There's a story former U.S. Treasury Secretary Henry "Hank" Paulson tells in Joe Berlinger's unsettling new documentary, "Hank: 5 Years From the Brink," about "Goodnight Moon."
His wife, Wendy, suggested that instead of the insistent monotone we grew accustomed to in 2008 as he explained the trillion-dollar Wall Street bailout to Congress, he should read the bedtime story to his children with more emotion in his voice. When he did, they burst into tears — demanding that he read like Daddy.
Listening to Paulson's measured and meticulous parsing in "Hank" of how this country teetered on the edge of financial disaster, bursting into tears seems an appropriate response for this tale too.
FOR THE RECORD:
"Hank: 5 Years From the Brink": In the Feb. 14 Calendar section, theater information for a review of the documentary "Hank: 5 Years from the Brink," said the film would be playing at AMC Burbank. It will now show exclusively at Laemmle's NoHo 7. —
For all of Paulson's intelligent calm in front of the camera, he is telling an American horror story of massive proportions. It is chilling to recall, as the film recounts, what came to light that fateful August. The news was nothing but bad as one financial giant after another flailed and failed as the U.S. housing market collapsed around those risky subprime loans. That it could have been much worse, according to Paulson, is little consolation.
This focused, taciturn man doesn't exactly come to life in the film, but he does become more real as we see how deeply that time in the pressure cooker affected him. Paulson's decisions will no doubt be debated for decades, but what comes through is his singular focus on ensuring the U.S. economy did not collapse. When Wendy says Paulson had nightmares of a 1930s-style depression with bread lines, you believe it.
Yet for all of the substantive issues underpinning the documentary, it still feels a slight film for Berlinger, and very unlike the documentary veteran's best work, found in his dogged following of the West Memphis Three case. The "Paradise Lost" trilogy, which began in 1996, helped earn release for three teens controversially convicted for the murders of three 8-year-olds. Not to mention an Oscar nomination for Berlinger and co-director Bruce Sinofsky for the trilogy's final chapter, 2011's "Paradise Lost 3: Purgatory."
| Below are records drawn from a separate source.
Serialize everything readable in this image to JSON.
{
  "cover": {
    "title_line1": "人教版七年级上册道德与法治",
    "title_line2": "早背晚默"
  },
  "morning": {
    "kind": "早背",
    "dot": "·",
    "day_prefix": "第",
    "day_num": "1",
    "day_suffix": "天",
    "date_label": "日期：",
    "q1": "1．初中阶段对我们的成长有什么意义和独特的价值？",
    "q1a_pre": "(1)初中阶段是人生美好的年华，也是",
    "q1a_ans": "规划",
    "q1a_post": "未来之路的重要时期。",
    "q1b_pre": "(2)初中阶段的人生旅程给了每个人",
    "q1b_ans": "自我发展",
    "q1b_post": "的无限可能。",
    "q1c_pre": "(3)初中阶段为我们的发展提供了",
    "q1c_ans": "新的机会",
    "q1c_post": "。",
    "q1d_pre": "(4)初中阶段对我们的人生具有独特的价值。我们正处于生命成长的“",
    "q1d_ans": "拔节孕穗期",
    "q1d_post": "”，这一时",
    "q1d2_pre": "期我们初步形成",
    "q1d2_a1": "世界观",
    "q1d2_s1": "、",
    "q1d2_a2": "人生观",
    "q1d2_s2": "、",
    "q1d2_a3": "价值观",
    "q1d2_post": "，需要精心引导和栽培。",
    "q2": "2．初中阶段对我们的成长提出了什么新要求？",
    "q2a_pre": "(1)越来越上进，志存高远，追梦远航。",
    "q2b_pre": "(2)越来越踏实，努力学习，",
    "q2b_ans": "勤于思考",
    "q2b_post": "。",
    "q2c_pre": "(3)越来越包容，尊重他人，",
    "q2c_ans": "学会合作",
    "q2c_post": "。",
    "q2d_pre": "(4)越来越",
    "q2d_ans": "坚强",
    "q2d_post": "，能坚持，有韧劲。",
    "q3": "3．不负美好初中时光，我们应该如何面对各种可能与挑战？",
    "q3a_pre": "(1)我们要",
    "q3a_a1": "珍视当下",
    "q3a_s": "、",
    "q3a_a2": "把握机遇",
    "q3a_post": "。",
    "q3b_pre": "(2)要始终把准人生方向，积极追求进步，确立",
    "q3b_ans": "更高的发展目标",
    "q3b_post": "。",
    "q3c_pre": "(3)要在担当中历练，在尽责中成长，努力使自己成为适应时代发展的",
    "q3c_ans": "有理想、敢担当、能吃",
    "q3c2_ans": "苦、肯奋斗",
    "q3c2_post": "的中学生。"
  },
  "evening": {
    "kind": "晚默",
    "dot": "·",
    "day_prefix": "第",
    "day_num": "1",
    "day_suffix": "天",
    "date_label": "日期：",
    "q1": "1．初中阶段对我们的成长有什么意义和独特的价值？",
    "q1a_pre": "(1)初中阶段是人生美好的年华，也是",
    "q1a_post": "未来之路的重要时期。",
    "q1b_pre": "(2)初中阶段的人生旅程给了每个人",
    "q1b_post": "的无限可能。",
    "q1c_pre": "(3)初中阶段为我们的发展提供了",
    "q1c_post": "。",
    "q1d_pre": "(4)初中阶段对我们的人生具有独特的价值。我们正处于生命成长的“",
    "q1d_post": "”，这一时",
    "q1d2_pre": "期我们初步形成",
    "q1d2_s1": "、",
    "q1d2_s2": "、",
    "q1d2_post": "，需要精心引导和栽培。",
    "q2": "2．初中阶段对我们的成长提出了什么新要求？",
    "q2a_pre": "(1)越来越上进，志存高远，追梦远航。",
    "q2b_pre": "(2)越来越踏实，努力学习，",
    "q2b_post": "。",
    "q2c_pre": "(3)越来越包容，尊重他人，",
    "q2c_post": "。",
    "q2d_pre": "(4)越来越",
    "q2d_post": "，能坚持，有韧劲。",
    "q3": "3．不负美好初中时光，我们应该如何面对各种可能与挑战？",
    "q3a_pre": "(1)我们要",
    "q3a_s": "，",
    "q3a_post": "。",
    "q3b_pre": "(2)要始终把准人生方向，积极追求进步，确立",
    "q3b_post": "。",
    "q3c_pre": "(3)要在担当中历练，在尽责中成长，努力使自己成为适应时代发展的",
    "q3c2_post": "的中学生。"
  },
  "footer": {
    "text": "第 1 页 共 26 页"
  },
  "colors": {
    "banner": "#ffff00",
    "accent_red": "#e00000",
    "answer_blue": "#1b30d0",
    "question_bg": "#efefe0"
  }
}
In "Hank," there is only Hank. Not the push and pull of ideas being weighed by many. Berlinger does intercut Paulson's childhood growing up on a farm in the Midwest. And we dip into his Dartmouth years, though those are mostly shaped by meeting Wendy, to whom he's been married more than 40 years. They remain a devout and family-centric couple, so much so that during a particularly rough round of negotiations with Congress, Paulson left to call Wendy and ask her to pray.
There is an earnestness that comes through as the former Goldman Sachs CEO walks us through those catastrophic initial days when Lehman Bros. filed for bankruptcy and Bank of America bought the struggling Merrill Lynch at a fire-sale price.
The timeline of the financial fall is set out by intercutting footage of TV talking heads and a graphic that features a jagged red line tracking the Dow's precipitous drops. That plunging line turns up so often it soon moves from informative to irritant.
There is an occasional clip of a congressman or senator pushing back against one of Paulson's proposals. But the film is not out to assess the former Treasury secretary's job performance. To his credit, Paulson is as candid about his own shortfalls as everyone else's. But at the end of the day, it is still a horror story.
'Hank: 5 Years From the Brink'
MPAA rating: None.
Running time: 1 hour, 26 minutes
Playing: Laemmle NoHo 7Copyright © 2014, Los Angeles Times